### Provided records
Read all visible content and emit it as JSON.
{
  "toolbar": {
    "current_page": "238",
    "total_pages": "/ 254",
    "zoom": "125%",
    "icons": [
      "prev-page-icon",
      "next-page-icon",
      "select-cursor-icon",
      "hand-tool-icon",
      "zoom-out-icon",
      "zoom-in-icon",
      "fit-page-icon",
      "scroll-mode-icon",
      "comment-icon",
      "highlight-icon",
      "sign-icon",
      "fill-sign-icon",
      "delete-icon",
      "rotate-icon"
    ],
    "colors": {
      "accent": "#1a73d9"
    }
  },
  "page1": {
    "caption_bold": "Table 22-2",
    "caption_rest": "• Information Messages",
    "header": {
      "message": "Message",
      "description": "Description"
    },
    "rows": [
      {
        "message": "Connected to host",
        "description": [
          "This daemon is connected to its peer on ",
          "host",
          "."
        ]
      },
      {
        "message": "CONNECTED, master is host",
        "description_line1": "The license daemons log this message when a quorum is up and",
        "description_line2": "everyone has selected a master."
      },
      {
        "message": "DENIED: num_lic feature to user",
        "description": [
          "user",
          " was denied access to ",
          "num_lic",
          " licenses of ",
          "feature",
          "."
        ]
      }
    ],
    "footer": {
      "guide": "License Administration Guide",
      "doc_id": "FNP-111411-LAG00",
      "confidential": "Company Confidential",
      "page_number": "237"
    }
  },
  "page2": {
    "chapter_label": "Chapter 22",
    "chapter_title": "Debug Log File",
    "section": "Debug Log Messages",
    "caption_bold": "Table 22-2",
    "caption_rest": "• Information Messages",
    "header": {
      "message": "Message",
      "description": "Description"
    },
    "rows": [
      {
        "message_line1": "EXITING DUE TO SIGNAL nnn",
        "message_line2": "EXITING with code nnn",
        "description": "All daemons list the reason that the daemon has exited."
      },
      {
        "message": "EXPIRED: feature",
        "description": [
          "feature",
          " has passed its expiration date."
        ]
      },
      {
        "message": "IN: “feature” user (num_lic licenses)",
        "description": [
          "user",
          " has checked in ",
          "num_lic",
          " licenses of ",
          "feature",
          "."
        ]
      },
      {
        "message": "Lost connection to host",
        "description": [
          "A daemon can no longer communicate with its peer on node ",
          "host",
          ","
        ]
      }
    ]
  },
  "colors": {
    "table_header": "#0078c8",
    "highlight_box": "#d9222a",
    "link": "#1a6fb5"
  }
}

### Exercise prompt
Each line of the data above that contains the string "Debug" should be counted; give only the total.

### Answer section
2